Psychosocial Research and Spinal Cord Injury Grants

Craig H. Neilsen Foundation Announces 2015 Psychosocial Research and Spinal Cord Injury (SCI) Grants


 The Craig H. Neilsen Foundation is pleased to announce the opening of its 2015 Psychosocial Research Grants cycle, with awards ranging from $100,000 to $300,000.

 Under this competitive grants process, proposed research projects should focus on the interrelation of psychological (e.g., behavioral, emotional, cognitive) and social (e.g., interpersonal, community, environmental) factors with health, disability, participation and other quality of life factors relevant to people living with SCI.

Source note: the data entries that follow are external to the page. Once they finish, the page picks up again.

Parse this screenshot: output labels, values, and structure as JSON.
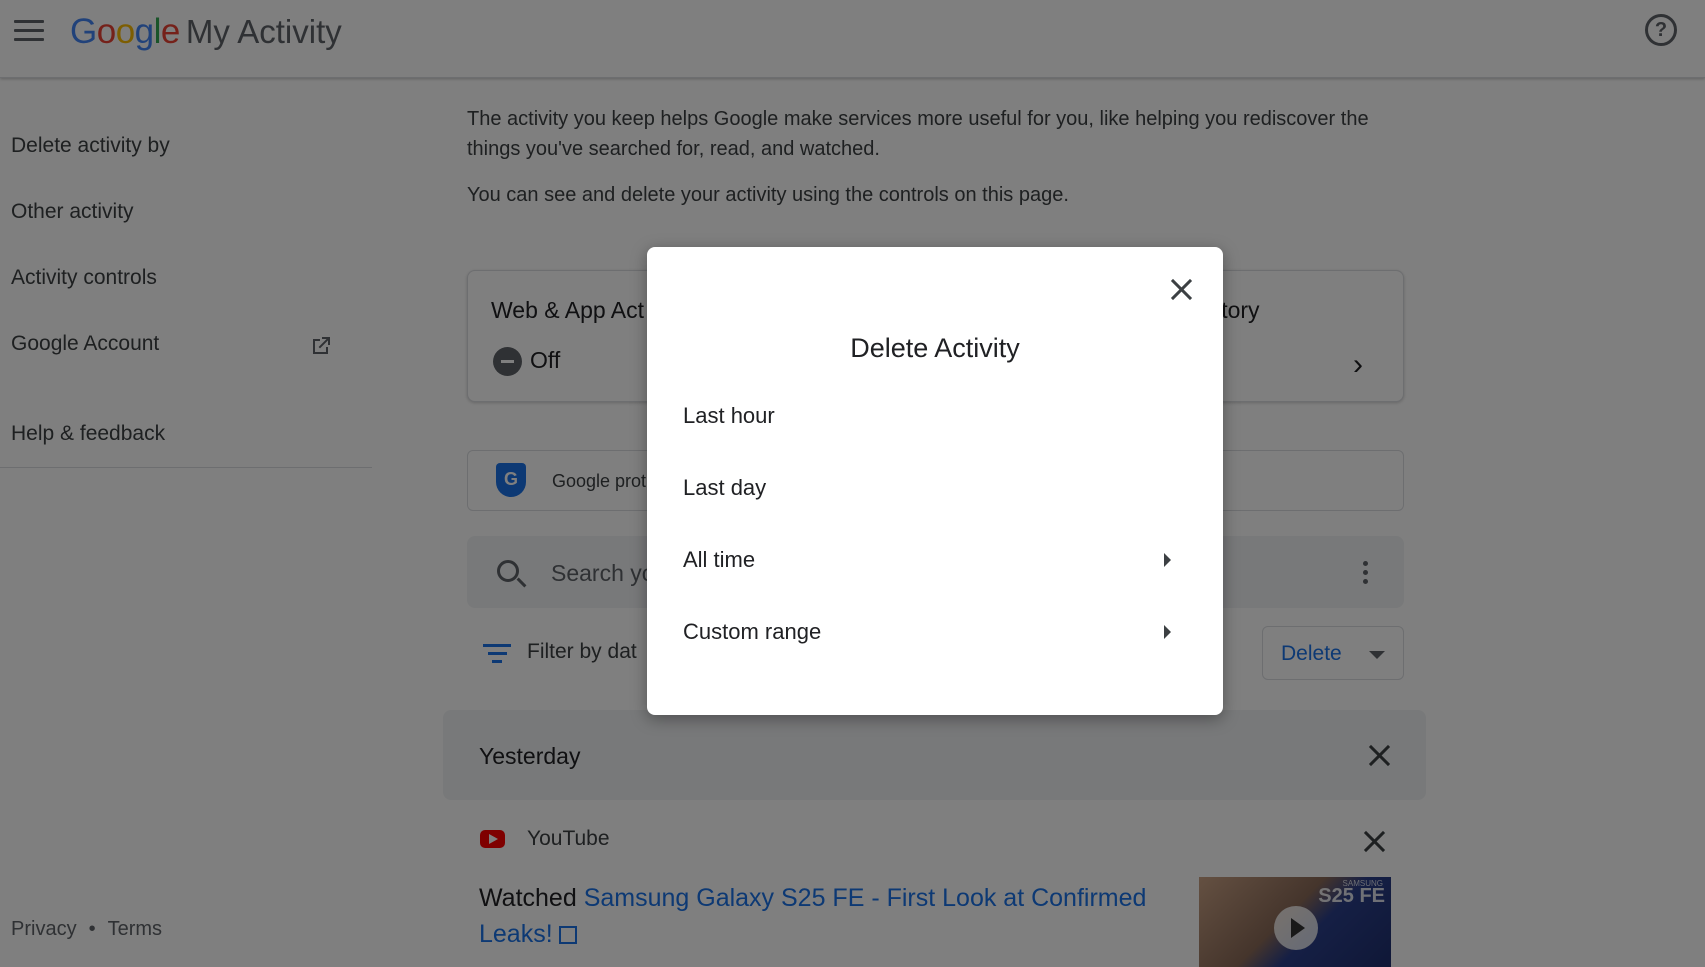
{
  "header": {
    "logo_letters": [
      "G",
      "o",
      "o",
      "g",
      "l",
      "e"
    ],
    "product": "My Activity"
  },
  "sidebar": {
    "items": [
      {
        "label": "Delete activity by"
      },
      {
        "label": "Other activity"
      },
      {
        "label": "Activity controls"
      },
      {
        "label": "Google Account"
      },
      {
        "label": "Help & feedback"
      }
    ],
    "footer": {
      "privacy": "Privacy",
      "separator": "•",
      "terms": "Terms"
    }
  },
  "main": {
    "intro": "The activity you keep helps Google make services more useful for you, like helping you rediscover the things you've searched for, read, and watched.",
    "intro2": "You can see and delete your activity using the controls on this page.",
    "card_left": {
      "title": "Web & App Act",
      "status": "Off"
    },
    "card_right": {
      "title": "History"
    },
    "protect": {
      "shield_letter": "G",
      "text": "Google prot"
    },
    "search": {
      "placeholder": "Search yo"
    },
    "filter": {
      "label": "Filter by dat"
    },
    "delete_button": "Delete",
    "day_group": "Yesterday",
    "entry": {
      "source": "YouTube",
      "prefix": "Watched",
      "title": "Samsung Galaxy S25 FE - First Look at Confirmed Leaks!",
      "thumb_label": "S25 FE",
      "thumb_sub": "SAMSUNG"
    }
  },
  "modal": {
    "title": "Delete Activity",
    "options": [
      {
        "label": "Last hour",
        "submenu": false
      },
      {
        "label": "Last day",
        "submenu": false
      },
      {
        "label": "All time",
        "submenu": true
      },
      {
        "label": "Custom range",
        "submenu": true
      }
    ]
  },
  "colors": {
    "accent": "#1a73e8",
    "scrim": "rgba(0,0,0,0.5)",
    "youtube": "#ff0000"
  }
}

 Research topics of particular interest include: Aging; Caregiving (formal and informal networks); Employment/Work; Health Behaviors and Fitness; Independent Living/ Lifestyle; Self-Management/Self-Care; and Technology Access.

 Psychosocial research topics can address persons with SCI across the lifespan, including targeted population subgroups or specific aspects of psychological and social support factors that impact health, functioning or quality of life. Research can involve qualitative and/or quantitative methodologies.

 There are three available grant funding opportunities that include Postdoctoral Fellowships, Pilot Research and Proof of Concept Research.

 The application process begins with submitting a required Letter of Intent (LOI) online by Wednesday, April 1, 2015 at 5:00 PM (Eastern Time). Only those applicants invited through the LOI process may submit a full grant application.


 For more details on eligibility requirements, please review the Neilsen Foundation Psychosocial Research Grants Application Guide, located at

 For other questions, contact Joy Guihama, Program Officer, at


Established in 2002, the Craig H. Neilsen Foundation is the largest private foundation dedicated to improving the quality of life for those living with SCI by supporting innovative program services, specialty training and research on effective therapies and treatments leading to a cure. Mr. Neilsen, a successful business entrepreneur and philanthropist, lived with a high-level spinal cord injury for 21 years until his passing in November 2006. Today, the Foundation funds SCI scientific research (preclinical, translational, clinical and psychosocial research); quality of life programs; scholarships for students with SCI; postdoctoral and SCI medicine fellowships; and other projects to support the SCI community throughout the United States and Canada. For more information, please visit


Submitted by Anonymous on Wed, 04/01/2015 - 14:25